__DESCRIPTION OF THE TASK__.
Beginning with the first entry, restate the data word for word and leave out the images.

BEGIN RECORD SET

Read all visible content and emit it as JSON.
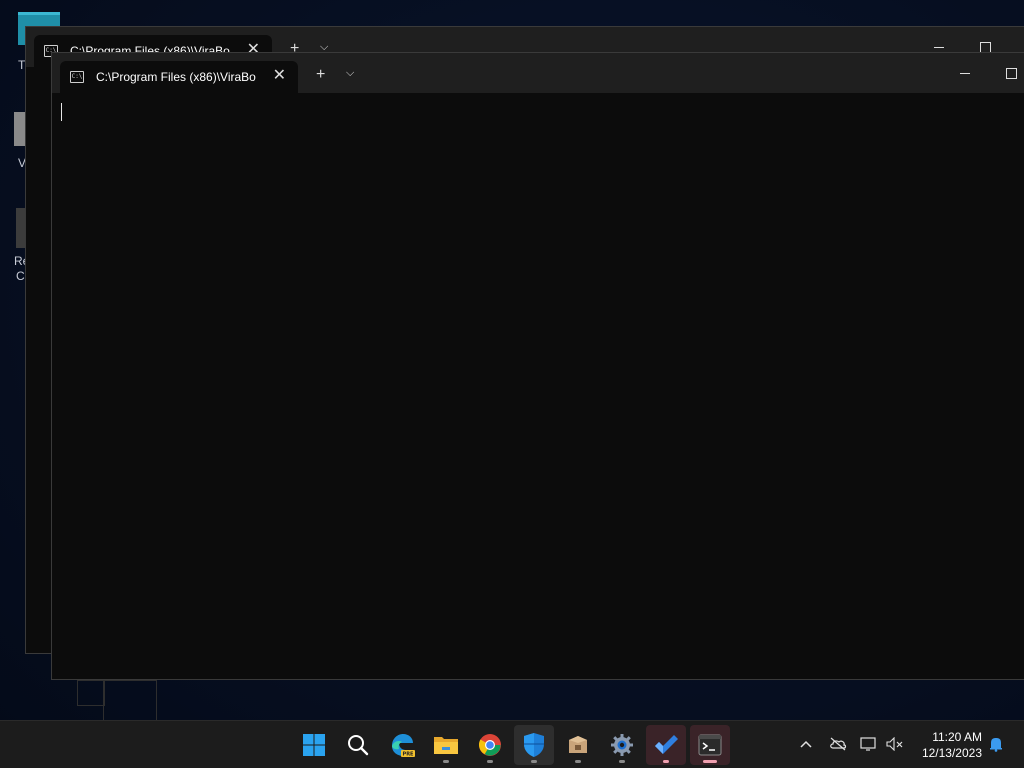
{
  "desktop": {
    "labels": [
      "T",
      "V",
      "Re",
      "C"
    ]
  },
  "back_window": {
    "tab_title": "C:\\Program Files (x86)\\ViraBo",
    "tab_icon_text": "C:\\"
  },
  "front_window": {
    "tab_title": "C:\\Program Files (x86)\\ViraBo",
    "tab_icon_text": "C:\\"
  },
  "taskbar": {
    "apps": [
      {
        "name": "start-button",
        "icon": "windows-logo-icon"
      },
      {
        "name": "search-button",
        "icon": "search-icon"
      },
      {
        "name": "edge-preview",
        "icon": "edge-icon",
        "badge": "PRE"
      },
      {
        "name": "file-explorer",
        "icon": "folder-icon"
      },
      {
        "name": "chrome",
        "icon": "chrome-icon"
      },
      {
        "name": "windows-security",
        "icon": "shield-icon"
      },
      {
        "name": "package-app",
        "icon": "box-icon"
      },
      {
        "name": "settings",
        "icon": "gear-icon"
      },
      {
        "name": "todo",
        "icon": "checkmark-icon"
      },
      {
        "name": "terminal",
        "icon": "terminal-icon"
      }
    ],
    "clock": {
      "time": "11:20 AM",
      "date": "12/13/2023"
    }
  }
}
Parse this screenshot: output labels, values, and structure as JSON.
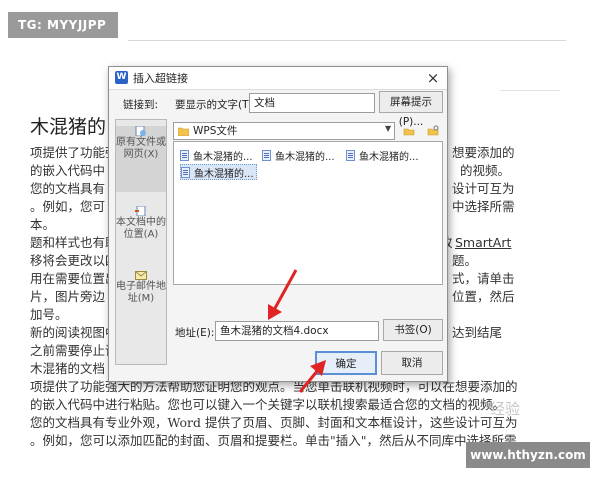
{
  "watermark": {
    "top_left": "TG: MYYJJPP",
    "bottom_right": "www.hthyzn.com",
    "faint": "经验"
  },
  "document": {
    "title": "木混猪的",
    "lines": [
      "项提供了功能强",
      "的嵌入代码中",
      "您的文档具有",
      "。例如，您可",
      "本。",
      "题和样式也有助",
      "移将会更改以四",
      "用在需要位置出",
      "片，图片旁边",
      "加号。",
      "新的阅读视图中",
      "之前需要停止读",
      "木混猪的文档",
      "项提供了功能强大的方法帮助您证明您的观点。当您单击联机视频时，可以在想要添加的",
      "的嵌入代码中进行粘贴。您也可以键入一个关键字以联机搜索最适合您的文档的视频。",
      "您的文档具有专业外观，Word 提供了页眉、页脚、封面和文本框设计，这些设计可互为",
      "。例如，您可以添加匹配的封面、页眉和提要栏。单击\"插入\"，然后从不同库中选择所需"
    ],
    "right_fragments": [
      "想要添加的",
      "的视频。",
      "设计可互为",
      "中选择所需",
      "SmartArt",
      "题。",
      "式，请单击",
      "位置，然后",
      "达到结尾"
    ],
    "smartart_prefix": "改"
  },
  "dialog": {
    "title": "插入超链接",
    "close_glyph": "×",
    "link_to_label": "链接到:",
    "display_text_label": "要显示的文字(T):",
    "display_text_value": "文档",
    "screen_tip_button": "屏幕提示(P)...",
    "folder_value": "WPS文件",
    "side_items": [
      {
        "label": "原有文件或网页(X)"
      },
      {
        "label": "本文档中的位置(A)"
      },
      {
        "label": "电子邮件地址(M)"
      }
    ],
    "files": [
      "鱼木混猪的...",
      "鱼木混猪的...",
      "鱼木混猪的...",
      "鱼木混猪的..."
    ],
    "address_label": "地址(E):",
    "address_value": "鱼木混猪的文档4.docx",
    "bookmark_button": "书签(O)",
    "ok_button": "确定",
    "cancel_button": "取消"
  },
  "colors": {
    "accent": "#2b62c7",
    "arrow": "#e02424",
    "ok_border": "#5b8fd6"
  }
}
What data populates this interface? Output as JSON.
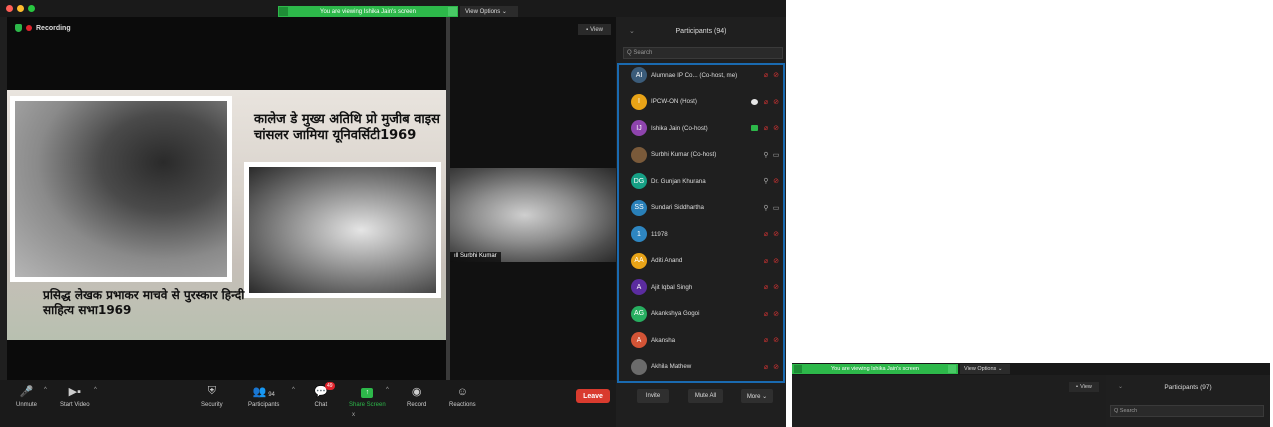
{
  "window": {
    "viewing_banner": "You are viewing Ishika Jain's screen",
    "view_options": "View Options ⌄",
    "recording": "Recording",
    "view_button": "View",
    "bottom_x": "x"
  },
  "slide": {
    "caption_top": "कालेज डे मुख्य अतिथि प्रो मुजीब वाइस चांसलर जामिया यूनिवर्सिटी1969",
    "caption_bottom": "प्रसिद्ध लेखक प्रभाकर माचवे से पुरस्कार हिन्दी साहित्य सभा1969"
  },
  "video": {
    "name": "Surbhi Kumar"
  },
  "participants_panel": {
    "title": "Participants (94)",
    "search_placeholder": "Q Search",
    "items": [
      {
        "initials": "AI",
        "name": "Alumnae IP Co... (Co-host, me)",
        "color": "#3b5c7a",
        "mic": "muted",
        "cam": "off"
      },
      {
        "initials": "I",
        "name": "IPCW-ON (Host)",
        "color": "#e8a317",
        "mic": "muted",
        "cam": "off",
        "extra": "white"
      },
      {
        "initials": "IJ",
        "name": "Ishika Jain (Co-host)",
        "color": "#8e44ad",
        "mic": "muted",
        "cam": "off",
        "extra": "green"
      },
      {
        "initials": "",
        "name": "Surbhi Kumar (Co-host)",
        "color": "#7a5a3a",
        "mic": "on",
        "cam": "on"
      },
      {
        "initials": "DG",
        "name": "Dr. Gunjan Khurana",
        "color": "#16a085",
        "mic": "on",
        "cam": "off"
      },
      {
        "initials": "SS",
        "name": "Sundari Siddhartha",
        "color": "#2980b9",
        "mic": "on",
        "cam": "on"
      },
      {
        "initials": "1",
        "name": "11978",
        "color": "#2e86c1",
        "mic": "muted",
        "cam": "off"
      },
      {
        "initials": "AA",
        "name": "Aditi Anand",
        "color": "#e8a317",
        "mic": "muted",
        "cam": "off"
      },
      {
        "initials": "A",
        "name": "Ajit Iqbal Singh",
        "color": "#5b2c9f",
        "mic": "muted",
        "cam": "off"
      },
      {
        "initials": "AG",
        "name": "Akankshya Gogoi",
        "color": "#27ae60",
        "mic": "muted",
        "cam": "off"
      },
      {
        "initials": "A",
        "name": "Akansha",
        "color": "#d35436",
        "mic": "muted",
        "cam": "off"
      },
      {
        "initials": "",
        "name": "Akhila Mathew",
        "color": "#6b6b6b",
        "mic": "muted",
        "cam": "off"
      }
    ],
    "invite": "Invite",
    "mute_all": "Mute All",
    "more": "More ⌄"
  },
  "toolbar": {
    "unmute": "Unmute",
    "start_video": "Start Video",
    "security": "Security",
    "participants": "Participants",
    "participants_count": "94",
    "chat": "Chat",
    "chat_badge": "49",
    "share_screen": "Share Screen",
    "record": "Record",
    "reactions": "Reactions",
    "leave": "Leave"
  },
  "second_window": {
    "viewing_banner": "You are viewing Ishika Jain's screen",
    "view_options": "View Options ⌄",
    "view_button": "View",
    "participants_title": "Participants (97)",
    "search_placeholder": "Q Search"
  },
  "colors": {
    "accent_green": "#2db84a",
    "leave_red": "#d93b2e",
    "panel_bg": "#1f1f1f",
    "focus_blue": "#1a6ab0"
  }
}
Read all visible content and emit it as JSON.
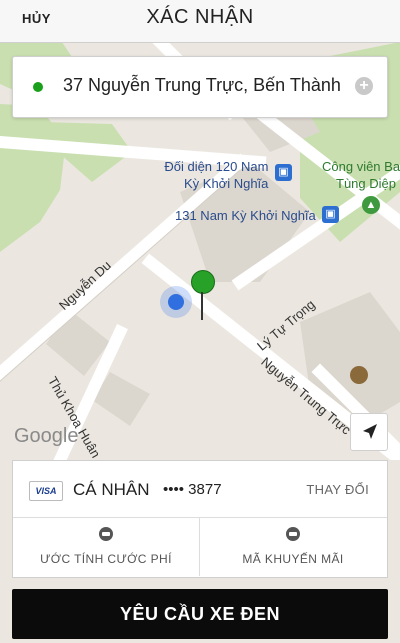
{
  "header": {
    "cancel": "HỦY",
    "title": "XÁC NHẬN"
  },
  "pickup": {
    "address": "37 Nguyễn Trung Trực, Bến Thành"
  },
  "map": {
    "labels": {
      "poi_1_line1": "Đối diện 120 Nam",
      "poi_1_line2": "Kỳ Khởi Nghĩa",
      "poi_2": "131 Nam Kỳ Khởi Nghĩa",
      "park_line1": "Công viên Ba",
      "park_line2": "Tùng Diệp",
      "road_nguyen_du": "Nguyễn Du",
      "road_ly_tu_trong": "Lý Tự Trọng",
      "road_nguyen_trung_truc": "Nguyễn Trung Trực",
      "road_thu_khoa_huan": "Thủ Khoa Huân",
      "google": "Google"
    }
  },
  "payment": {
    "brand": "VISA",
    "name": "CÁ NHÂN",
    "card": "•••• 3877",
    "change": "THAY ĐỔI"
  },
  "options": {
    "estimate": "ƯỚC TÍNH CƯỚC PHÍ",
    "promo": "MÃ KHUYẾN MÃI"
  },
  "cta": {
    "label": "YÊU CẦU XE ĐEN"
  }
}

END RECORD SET

__RESPONSE BOX__.
Read all visible content and emit it as JSON.
{
  "desktop": {
    "labels": [
      "T",
      "V",
      "Re",
      "C"
    ]
  },
  "back_window": {
    "tab_title": "C:\\Program Files (x86)\\ViraBo",
    "tab_icon_text": "C:\\"
  },
  "front_window": {
    "tab_title": "C:\\Program Files (x86)\\ViraBo",
    "tab_icon_text": "C:\\"
  },
  "taskbar": {
    "apps": [
      {
        "name": "start-button",
        "icon": "windows-logo-icon"
      },
      {
        "name": "search-button",
        "icon": "search-icon"
      },
      {
        "name": "edge-preview",
        "icon": "edge-icon",
        "badge": "PRE"
      },
      {
        "name": "file-explorer",
        "icon": "folder-icon"
      },
      {
        "name": "chrome",
        "icon": "chrome-icon"
      },
      {
        "name": "windows-security",
        "icon": "shield-icon"
      },
      {
        "name": "package-app",
        "icon": "box-icon"
      },
      {
        "name": "settings",
        "icon": "gear-icon"
      },
      {
        "name": "todo",
        "icon": "checkmark-icon"
      },
      {
        "name": "terminal",
        "icon": "terminal-icon"
      }
    ],
    "clock": {
      "time": "11:20 AM",
      "date": "12/13/2023"
    }
  }
}
Parse this screenshot: output labels, values, and structure as JSON.
{
  "watermark": {
    "top_left": "TG: MYYJJPP",
    "bottom_right": "www.hthyzn.com",
    "faint": "经验"
  },
  "document": {
    "title": "木混猪的",
    "lines": [
      "项提供了功能强",
      "的嵌入代码中",
      "您的文档具有",
      "。例如，您可",
      "本。",
      "题和样式也有助",
      "移将会更改以四",
      "用在需要位置出",
      "片，图片旁边",
      "加号。",
      "新的阅读视图中",
      "之前需要停止读",
      "木混猪的文档",
      "项提供了功能强大的方法帮助您证明您的观点。当您单击联机视频时，可以在想要添加的",
      "的嵌入代码中进行粘贴。您也可以键入一个关键字以联机搜索最适合您的文档的视频。",
      "您的文档具有专业外观，Word 提供了页眉、页脚、封面和文本框设计，这些设计可互为",
      "。例如，您可以添加匹配的封面、页眉和提要栏。单击\"插入\"，然后从不同库中选择所需"
    ],
    "right_fragments": [
      "想要添加的",
      "的视频。",
      "设计可互为",
      "中选择所需",
      "SmartArt",
      "题。",
      "式，请单击",
      "位置，然后",
      "达到结尾"
    ],
    "smartart_prefix": "改"
  },
  "dialog": {
    "title": "插入超链接",
    "close_glyph": "×",
    "link_to_label": "链接到:",
    "display_text_label": "要显示的文字(T):",
    "display_text_value": "文档",
    "screen_tip_button": "屏幕提示(P)...",
    "folder_value": "WPS文件",
    "side_items": [
      {
        "label": "原有文件或网页(X)"
      },
      {
        "label": "本文档中的位置(A)"
      },
      {
        "label": "电子邮件地址(M)"
      }
    ],
    "files": [
      "鱼木混猪的...",
      "鱼木混猪的...",
      "鱼木混猪的...",
      "鱼木混猪的..."
    ],
    "address_label": "地址(E):",
    "address_value": "鱼木混猪的文档4.docx",
    "bookmark_button": "书签(O)",
    "ok_button": "确定",
    "cancel_button": "取消"
  },
  "colors": {
    "accent": "#2b62c7",
    "arrow": "#e02424",
    "ok_border": "#5b8fd6"
  }
}
What data populates this interface? Output as JSON.
{
  "window": {
    "viewing_banner": "You are viewing Ishika Jain's screen",
    "view_options": "View Options ⌄",
    "recording": "Recording",
    "view_button": "View",
    "bottom_x": "x"
  },
  "slide": {
    "caption_top": "कालेज डे मुख्य अतिथि प्रो मुजीब वाइस चांसलर जामिया यूनिवर्सिटी1969",
    "caption_bottom": "प्रसिद्ध लेखक प्रभाकर माचवे से पुरस्कार हिन्दी साहित्य सभा1969"
  },
  "video": {
    "name": "Surbhi Kumar"
  },
  "participants_panel": {
    "title": "Participants (94)",
    "search_placeholder": "Q Search",
    "items": [
      {
        "initials": "AI",
        "name": "Alumnae IP Co... (Co-host, me)",
        "color": "#3b5c7a",
        "mic": "muted",
        "cam": "off"
      },
      {
        "initials": "I",
        "name": "IPCW-ON (Host)",
        "color": "#e8a317",
        "mic": "muted",
        "cam": "off",
        "extra": "white"
      },
      {
        "initials": "IJ",
        "name": "Ishika Jain (Co-host)",
        "color": "#8e44ad",
        "mic": "muted",
        "cam": "off",
        "extra": "green"
      },
      {
        "initials": "",
        "name": "Surbhi Kumar (Co-host)",
        "color": "#7a5a3a",
        "mic": "on",
        "cam": "on"
      },
      {
        "initials": "DG",
        "name": "Dr. Gunjan Khurana",
        "color": "#16a085",
        "mic": "on",
        "cam": "off"
      },
      {
        "initials": "SS",
        "name": "Sundari Siddhartha",
        "color": "#2980b9",
        "mic": "on",
        "cam": "on"
      },
      {
        "initials": "1",
        "name": "11978",
        "color": "#2e86c1",
        "mic": "muted",
        "cam": "off"
      },
      {
        "initials": "AA",
        "name": "Aditi Anand",
        "color": "#e8a317",
        "mic": "muted",
        "cam": "off"
      },
      {
        "initials": "A",
        "name": "Ajit Iqbal Singh",
        "color": "#5b2c9f",
        "mic": "muted",
        "cam": "off"
      },
      {
        "initials": "AG",
        "name": "Akankshya Gogoi",
        "color": "#27ae60",
        "mic": "muted",
        "cam": "off"
      },
      {
        "initials": "A",
        "name": "Akansha",
        "color": "#d35436",
        "mic": "muted",
        "cam": "off"
      },
      {
        "initials": "",
        "name": "Akhila Mathew",
        "color": "#6b6b6b",
        "mic": "muted",
        "cam": "off"
      }
    ],
    "invite": "Invite",
    "mute_all": "Mute All",
    "more": "More ⌄"
  },
  "toolbar": {
    "unmute": "Unmute",
    "start_video": "Start Video",
    "security": "Security",
    "participants": "Participants",
    "participants_count": "94",
    "chat": "Chat",
    "chat_badge": "49",
    "share_screen": "Share Screen",
    "record": "Record",
    "reactions": "Reactions",
    "leave": "Leave"
  },
  "second_window": {
    "viewing_banner": "You are viewing Ishika Jain's screen",
    "view_options": "View Options ⌄",
    "view_button": "View",
    "participants_title": "Participants (97)",
    "search_placeholder": "Q Search"
  },
  "colors": {
    "accent_green": "#2db84a",
    "leave_red": "#d93b2e",
    "panel_bg": "#1f1f1f",
    "focus_blue": "#1a6ab0"
  }
}
Read all visible content and emit it as JSON.
{
  "header": {
    "cancel": "HỦY",
    "title": "XÁC NHẬN"
  },
  "pickup": {
    "address": "37 Nguyễn Trung Trực, Bến Thành"
  },
  "map": {
    "labels": {
      "poi_1_line1": "Đối diện 120 Nam",
      "poi_1_line2": "Kỳ Khởi Nghĩa",
      "poi_2": "131 Nam Kỳ Khởi Nghĩa",
      "park_line1": "Công viên Ba",
      "park_line2": "Tùng Diệp",
      "road_nguyen_du": "Nguyễn Du",
      "road_ly_tu_trong": "Lý Tự Trọng",
      "road_nguyen_trung_truc": "Nguyễn Trung Trực",
      "road_thu_khoa_huan": "Thủ Khoa Huân",
      "google": "Google"
    }
  },
  "payment": {
    "brand": "VISA",
    "name": "CÁ NHÂN",
    "card": "•••• 3877",
    "change": "THAY ĐỔI"
  },
  "options": {
    "estimate": "ƯỚC TÍNH CƯỚC PHÍ",
    "promo": "MÃ KHUYẾN MÃI"
  },
  "cta": {
    "label": "YÊU CẦU XE ĐEN"
  }
}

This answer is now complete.